Murder site for the ostracised of Nazi war society

In August 1942, not quite one year after the “T4” programme had been halted, the staff of Hadamar State Sanatorium (Landesheilanstalt Hadamar) began to murder people again. From the outside, the institution resumed its operations and patients occupied wards. However, the new “everyday life” of the institution was characterised and determined by targeted killings. These killings took place in the context of “decentralised euthanasia”: During this time, murders were committed in numerous psychiatric institutions throughout the entire German Reich by means of administering overdoses of medication, starvation and extreme neglect. Today, the names of over 4,400 people that were murdered in Hadamar are known.

Hadamar became one of the central killing sites throughout the course of “decentralised euthanasia”. Unlike the “T4” programme, the murders were no longer organised from Berlin. The responsibility now lay to a large extent with state and regional administrations, which continued the “euthanasia” programme in their institutions without central instructions.

At the time, people from all across the German Reich and from German-occupied countries, mainly Poland and the Soviet Union, were admitted to Hadamar and murdered there. This led to a radical expansion of the victim group under the effects of the war. The people who were killed in Hadamar were those who were increasingly being branded as a “burden” in the context of the war efforts and within Nazi ideology.

Up to 1945, these institutional wards saw many deaths: the mentally ill from shell-shock, former soldiers of the Wehrmacht and Waffen-SS as well as mentally ill forced workers, but also children and adolescents. In addition, from 1943/44 people were also being murdered irrespective of psychiatric diagnoses: mainly forced workers with tuberculosis and Jewish “mixed children” (Mischlingskinder) who had been transferred to Hadamar from care facilities.
On a daily basis, medical staff would select those on site who were to be murdered. The murder itself was then carried out individually by the nursing staff on duty. After being admitted to Hadamar, chances of survival were next to nothing. Only in exceptional cases did people survive for more than a few weeks or months.

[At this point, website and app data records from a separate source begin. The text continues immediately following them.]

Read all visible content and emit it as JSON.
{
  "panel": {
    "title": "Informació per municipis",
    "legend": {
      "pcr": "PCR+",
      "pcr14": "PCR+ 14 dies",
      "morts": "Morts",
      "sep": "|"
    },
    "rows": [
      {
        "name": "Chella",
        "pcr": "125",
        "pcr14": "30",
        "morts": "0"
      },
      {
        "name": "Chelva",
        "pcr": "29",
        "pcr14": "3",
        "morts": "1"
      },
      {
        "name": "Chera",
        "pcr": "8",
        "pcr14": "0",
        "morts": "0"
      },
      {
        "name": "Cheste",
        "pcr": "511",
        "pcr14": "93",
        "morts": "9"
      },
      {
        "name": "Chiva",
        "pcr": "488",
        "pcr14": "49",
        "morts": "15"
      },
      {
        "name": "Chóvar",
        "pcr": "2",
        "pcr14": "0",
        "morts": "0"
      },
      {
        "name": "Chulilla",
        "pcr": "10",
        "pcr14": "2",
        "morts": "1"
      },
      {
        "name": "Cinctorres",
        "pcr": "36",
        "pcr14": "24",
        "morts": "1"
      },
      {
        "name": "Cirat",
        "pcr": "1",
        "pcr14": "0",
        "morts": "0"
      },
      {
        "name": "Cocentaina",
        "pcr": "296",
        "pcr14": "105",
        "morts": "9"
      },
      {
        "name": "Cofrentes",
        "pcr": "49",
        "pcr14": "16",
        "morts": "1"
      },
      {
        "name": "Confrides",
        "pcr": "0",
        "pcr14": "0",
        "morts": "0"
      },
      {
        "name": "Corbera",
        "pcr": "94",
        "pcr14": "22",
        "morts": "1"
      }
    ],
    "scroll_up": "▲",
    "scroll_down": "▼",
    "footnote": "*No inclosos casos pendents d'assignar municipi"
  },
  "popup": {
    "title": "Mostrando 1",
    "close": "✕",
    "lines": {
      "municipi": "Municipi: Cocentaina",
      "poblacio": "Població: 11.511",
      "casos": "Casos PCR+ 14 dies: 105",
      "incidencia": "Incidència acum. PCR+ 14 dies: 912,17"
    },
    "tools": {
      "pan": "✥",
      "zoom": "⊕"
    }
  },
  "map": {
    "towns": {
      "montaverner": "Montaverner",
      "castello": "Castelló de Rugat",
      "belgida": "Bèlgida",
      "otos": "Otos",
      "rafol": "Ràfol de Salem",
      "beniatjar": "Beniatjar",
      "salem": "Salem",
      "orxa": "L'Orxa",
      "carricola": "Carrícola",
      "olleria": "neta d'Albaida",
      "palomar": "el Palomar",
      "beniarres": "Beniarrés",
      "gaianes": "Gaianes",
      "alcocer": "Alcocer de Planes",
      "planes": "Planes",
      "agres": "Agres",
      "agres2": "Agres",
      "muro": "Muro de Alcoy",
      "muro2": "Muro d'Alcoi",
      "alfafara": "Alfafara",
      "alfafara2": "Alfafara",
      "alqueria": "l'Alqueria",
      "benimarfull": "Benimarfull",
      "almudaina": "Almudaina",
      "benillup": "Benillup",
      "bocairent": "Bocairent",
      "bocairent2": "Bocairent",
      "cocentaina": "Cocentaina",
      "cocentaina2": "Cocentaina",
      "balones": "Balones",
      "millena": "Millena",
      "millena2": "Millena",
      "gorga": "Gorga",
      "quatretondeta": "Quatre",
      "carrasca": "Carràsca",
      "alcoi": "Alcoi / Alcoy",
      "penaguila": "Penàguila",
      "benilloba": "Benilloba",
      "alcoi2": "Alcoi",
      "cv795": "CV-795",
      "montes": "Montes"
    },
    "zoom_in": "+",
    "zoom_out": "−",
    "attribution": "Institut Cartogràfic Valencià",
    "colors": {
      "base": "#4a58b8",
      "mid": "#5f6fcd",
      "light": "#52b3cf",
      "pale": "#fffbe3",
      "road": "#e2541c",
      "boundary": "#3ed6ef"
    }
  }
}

One of the selection factors known today that determined when a murder would take place was if a person was still able to work.

Relatives were systematically lied to about the fate of their family members. The same applied to their family member’s final resting place. Starting in 1942, the majority of those murdered were buried in mass graves. As a cover, an institutional cemetery was created with fake individual graves.

With the arrival of US soldiers on 26 March 1945, World War II ended and with it, Nazi rule in the town of Hadamar and in the killing centre. But even in the days, weeks and partly months following, people continued to die as a result of the extreme neglect and starvation they had suffered before.

Lt. Alexander J. Wedderburn, photographer with the 28th Infantry Division, First US Army, views the cemetery at the Hadamar Institute, where victims of the Nazi euthanasia program were buried in mass graves. Foto: United States Holocaust Memorial Museum, courtesy of Rosanne Bass Fulton, Photograph Number: 05508

Literature: Jan Erik Schulte, Die „Euthanasie“-Tötungsanstalt Hadamar und die Ausdehnung der Mordaktionen 1942 bis 1945, in: Andreas Hedwig and Dirk Petter (ed.), Auslese der Starken – „Ausmerzung“ der Schwachen. Eugenik und NS-„Euthanasie“ im 20. Jahrhundert, Marburg 2017, p. 117–135.